Carne Ross, a former British official to the UN*, offered his controversial testimony to the Chilcot inquiry today – and it makes uncomfortable reading for the government of the time.
In his written evidence, Ross said he believed the government had “intentionally and substantially exaggerated” its assessment of Iraq’s capabilities ahead of the 2003 invasion. For example, he revives the point that Iraq was officially thought to have “up to 12” Scud missles – which became “up to 20” in the September dossier.
Ross also highlights flaws in a paper sent to the Parliamentary Labour Party by then foreign secretary Jack Straw to drum up support from MPs.
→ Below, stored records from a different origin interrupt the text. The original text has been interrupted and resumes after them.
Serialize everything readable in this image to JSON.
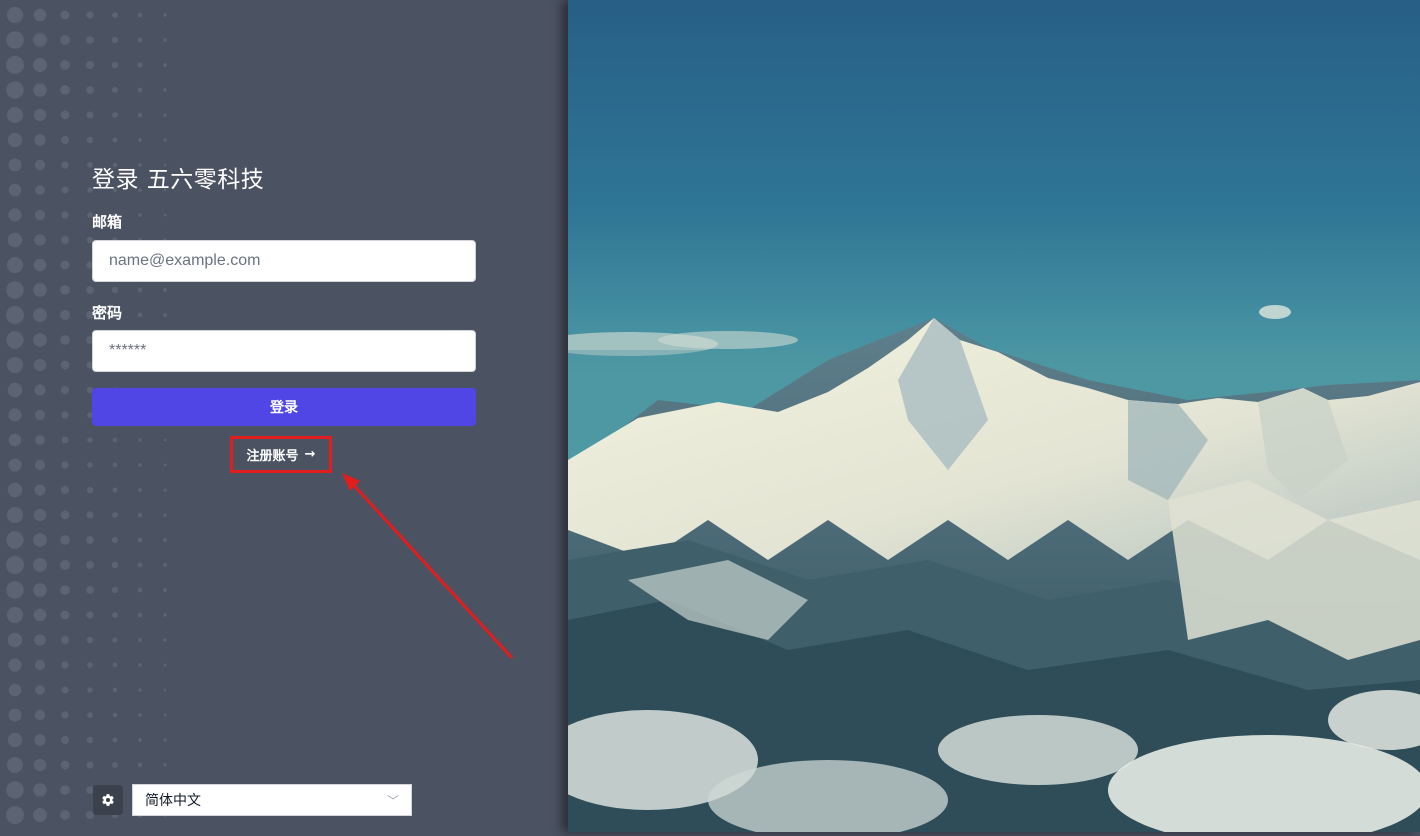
{
  "login": {
    "title": "登录 五六零科技",
    "email_label": "邮箱",
    "email_placeholder": "name@example.com",
    "password_label": "密码",
    "password_placeholder": "******",
    "submit_label": "登录",
    "register_label": "注册账号",
    "register_arrow": "→"
  },
  "footer": {
    "language": "简体中文"
  },
  "colors": {
    "panel_bg": "#4b5261",
    "primary_button": "#4f46e5",
    "highlight": "#e11d1d"
  },
  "icons": [
    "dots-pattern",
    "gear-icon",
    "chevron-down-icon",
    "arrow-right-icon",
    "annotation-arrow",
    "mountain-image"
  ]
}
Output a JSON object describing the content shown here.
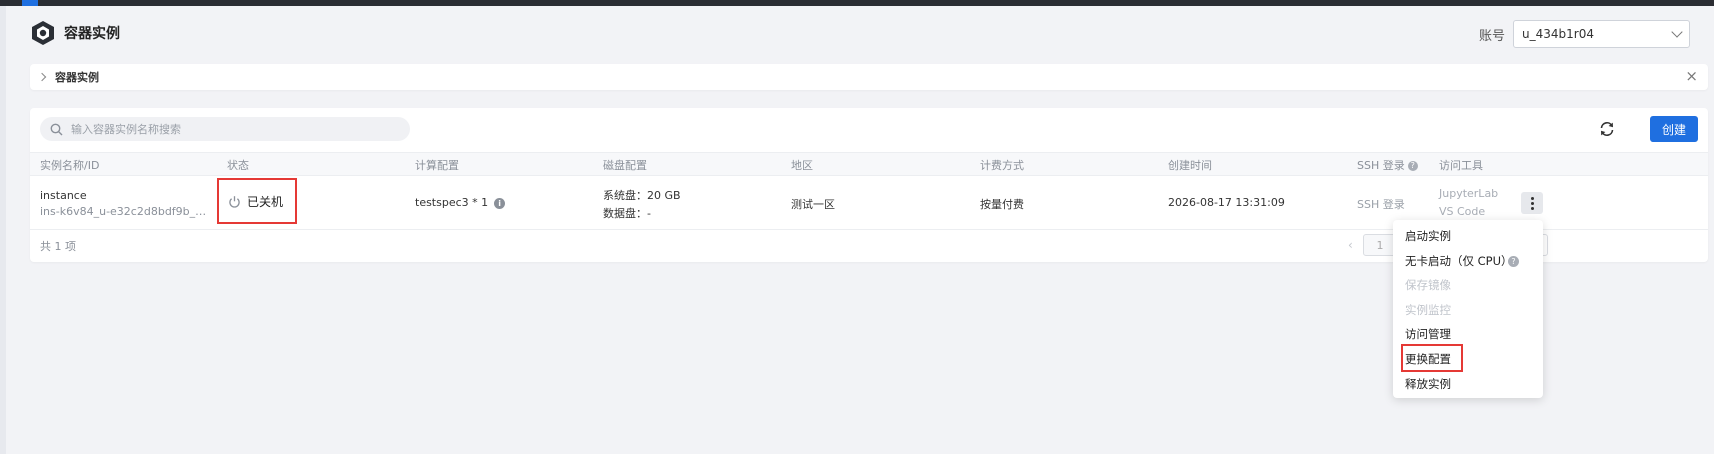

The paper claimed that “if Iraq’s weapons programmes remain unchecked, Iraq could develop a crude nuclear device in about five years.” As Ross points out, the government’s assessment hitherto had been more or less the opposite, ie, “if controls (sanctions) are lifted, then Iraq could develop a crude nuclear device in about five years.” In other words it believed that sanctions were preventing Iraq from developing a nuclear capacity.
The head of Non-Proliferation Department sent a minute to Jack Straw’s special adviser pointing out the discrepancy. This was ignored; the paper was later circulated to the cabinet.
Ross also points out that the paper included “scare-mongering claims“, for example that “less than a teaspoon of anthrax can kill over a million people“. This glossed over the fact that anthrax is notoriously difficult to weaponize and deliver effectively.
The written evidence also includes a corker of Whitehall double-speak. Ross says that before 9/11 there was no mention in policy documents of a rising threat from Iraq. If anything those documents discuss the difficulty of maintaining sanctions given the absence of evidence of WMD violations, he argues.
“Post 9/11, the prevailing FCO view is summed up in a minute from the political director to the foreign secretary on 22 March 2002 to the effect that the assessment of Iraq’s WMD capability had not changed in recent years, but that the UK reaction to that assessment had changed.”
Paul Waugh, who was at the hearing, has more on this.
* Ross resigned in the summer of 2002, long before war broke out.